Tuesday, January 04, 2005

Milestones and Musings

The Hall of Fame announces its selections today. The guess here is that Wade Boggs and Ryne Sandberg will be elected. Both are deserving. Many arguments pro and con have been made regarding the candidacies of Bruce Sutter and Goose Gossage, two dominant relievers in their era. The most compelling advocates include Alan Schwartz whose excellent piece in the New York Times points out that both men pitched in an era when closers worked more than one or two batters let alone an inning and when saves were literally harder to earn.

My argument on their behalf is quite simple: both Sutter and Gossage largely defined the modern role of a dominant closer and it is now axiomatic that a team lacking one cannot hope to win a championship. In other words, they changed the game.

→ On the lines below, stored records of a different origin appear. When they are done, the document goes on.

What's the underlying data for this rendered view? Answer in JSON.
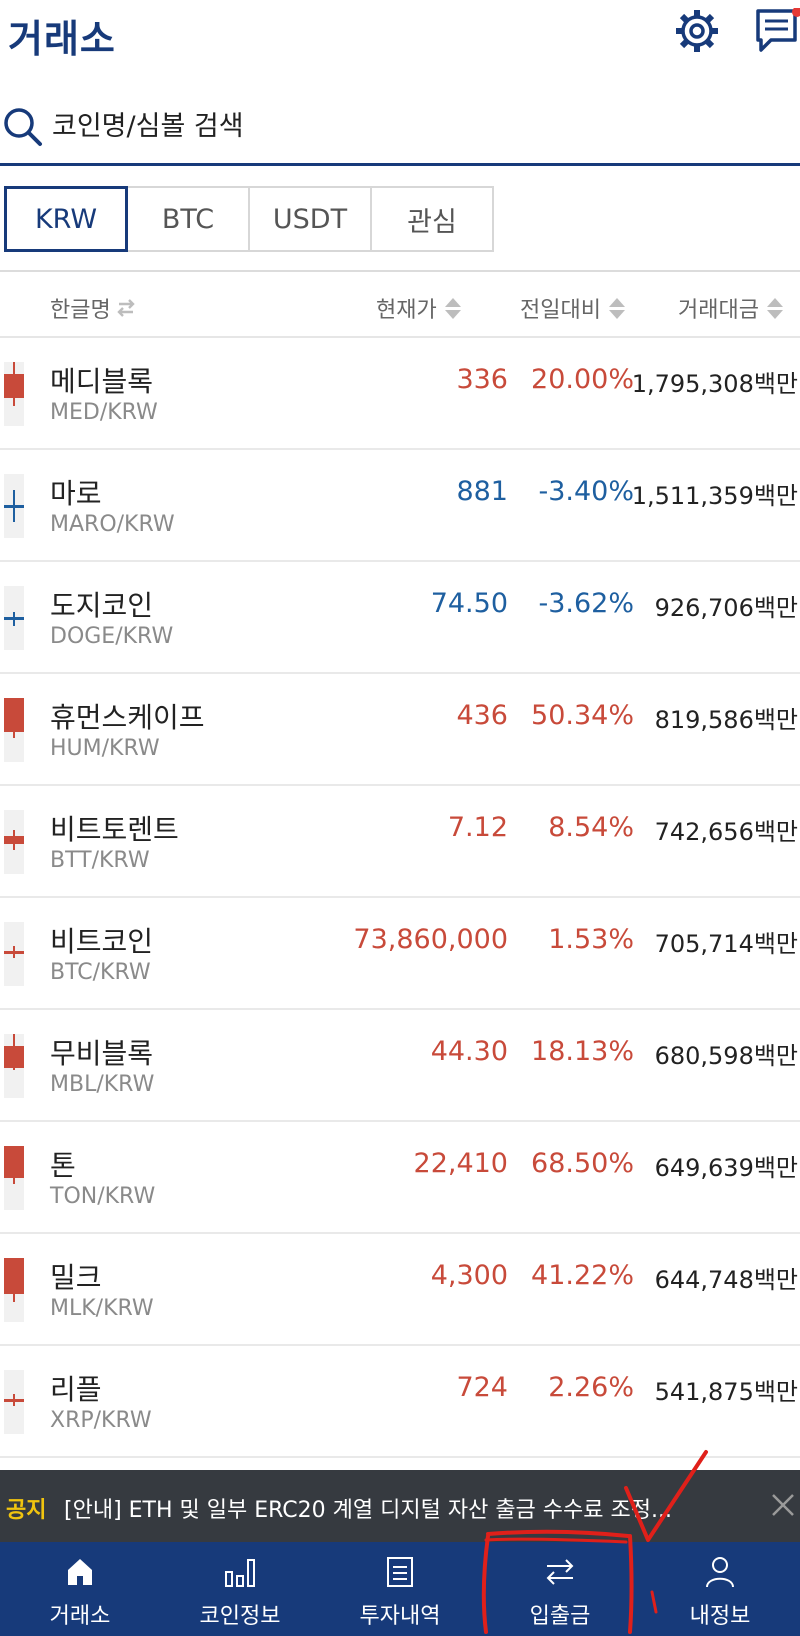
{
  "header": {
    "title": "거래소",
    "settings_icon": "gear-icon",
    "message_icon": "chat-icon"
  },
  "search": {
    "placeholder": "코인명/심볼 검색",
    "icon": "search-icon"
  },
  "tabs": [
    {
      "label": "KRW",
      "active": true
    },
    {
      "label": "BTC",
      "active": false
    },
    {
      "label": "USDT",
      "active": false
    },
    {
      "label": "관심",
      "active": false
    }
  ],
  "columns": {
    "name": "한글명",
    "price": "현재가",
    "change": "전일대비",
    "volume": "거래대금"
  },
  "colors": {
    "brand": "#173a7a",
    "up": "#c84a3a",
    "down": "#1e5fa0",
    "notice_bg": "#363a40",
    "notice_badge": "#f1c40f"
  },
  "rows": [
    {
      "name": "메디블록",
      "symbol": "MED/KRW",
      "price": "336",
      "change": "20.00%",
      "volume": "1,795,308백만",
      "direction": "up"
    },
    {
      "name": "마로",
      "symbol": "MARO/KRW",
      "price": "881",
      "change": "-3.40%",
      "volume": "1,511,359백만",
      "direction": "down"
    },
    {
      "name": "도지코인",
      "symbol": "DOGE/KRW",
      "price": "74.50",
      "change": "-3.62%",
      "volume": "926,706백만",
      "direction": "down"
    },
    {
      "name": "휴먼스케이프",
      "symbol": "HUM/KRW",
      "price": "436",
      "change": "50.34%",
      "volume": "819,586백만",
      "direction": "up"
    },
    {
      "name": "비트토렌트",
      "symbol": "BTT/KRW",
      "price": "7.12",
      "change": "8.54%",
      "volume": "742,656백만",
      "direction": "up"
    },
    {
      "name": "비트코인",
      "symbol": "BTC/KRW",
      "price": "73,860,000",
      "change": "1.53%",
      "volume": "705,714백만",
      "direction": "up"
    },
    {
      "name": "무비블록",
      "symbol": "MBL/KRW",
      "price": "44.30",
      "change": "18.13%",
      "volume": "680,598백만",
      "direction": "up"
    },
    {
      "name": "톤",
      "symbol": "TON/KRW",
      "price": "22,410",
      "change": "68.50%",
      "volume": "649,639백만",
      "direction": "up"
    },
    {
      "name": "밀크",
      "symbol": "MLK/KRW",
      "price": "4,300",
      "change": "41.22%",
      "volume": "644,748백만",
      "direction": "up"
    },
    {
      "name": "리플",
      "symbol": "XRP/KRW",
      "price": "724",
      "change": "2.26%",
      "volume": "541,875백만",
      "direction": "up"
    }
  ],
  "notice": {
    "badge": "공지",
    "text": "[안내] ETH 및 일부 ERC20 계열 디지털 자산 출금 수수료 조정..."
  },
  "nav": [
    {
      "label": "거래소",
      "icon": "home-icon"
    },
    {
      "label": "코인정보",
      "icon": "bar-chart-icon"
    },
    {
      "label": "투자내역",
      "icon": "document-icon"
    },
    {
      "label": "입출금",
      "icon": "transfer-icon"
    },
    {
      "label": "내정보",
      "icon": "user-icon"
    }
  ]
}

* * * * * * *

The St. Louis Cardinals are rumored to be pursuing a deal with 37-year old second baseman Roberto Alomar. The Cardinals could have had Placido Polanco but apparently didn’t attempt to sign him. Why they failed to make Polanco an offer is a complete mystery to me. Not only is he considerably younger and a much better player than Alomar at this point, he is a known commodity whom the Cards really like.

I remain convinced the Phillies plan to move Polanco. There is no place for him to play every day and he isn’t a utility man. The only way Polanco remains with the Phillies throughout the 2005 season is if something happens to David Bell.

* * * * * * *

Another rumor that has been floated alleges that once the Randy Johnson deal is completed and Javier Vazquez is the property of the Diamondbacks, Arizona will turn around and deal the young right-hander to the Phillies for Randy Wolf. Vazquez is already on record as saying he didn’t want to be traded away from the East Coast (that’s a switch!!!) so one might make a case for trading him back to a club there. But if the Phils trade Wolf for Vazquez, they will have a starting staff made up solely of right-handers, an untenable situation.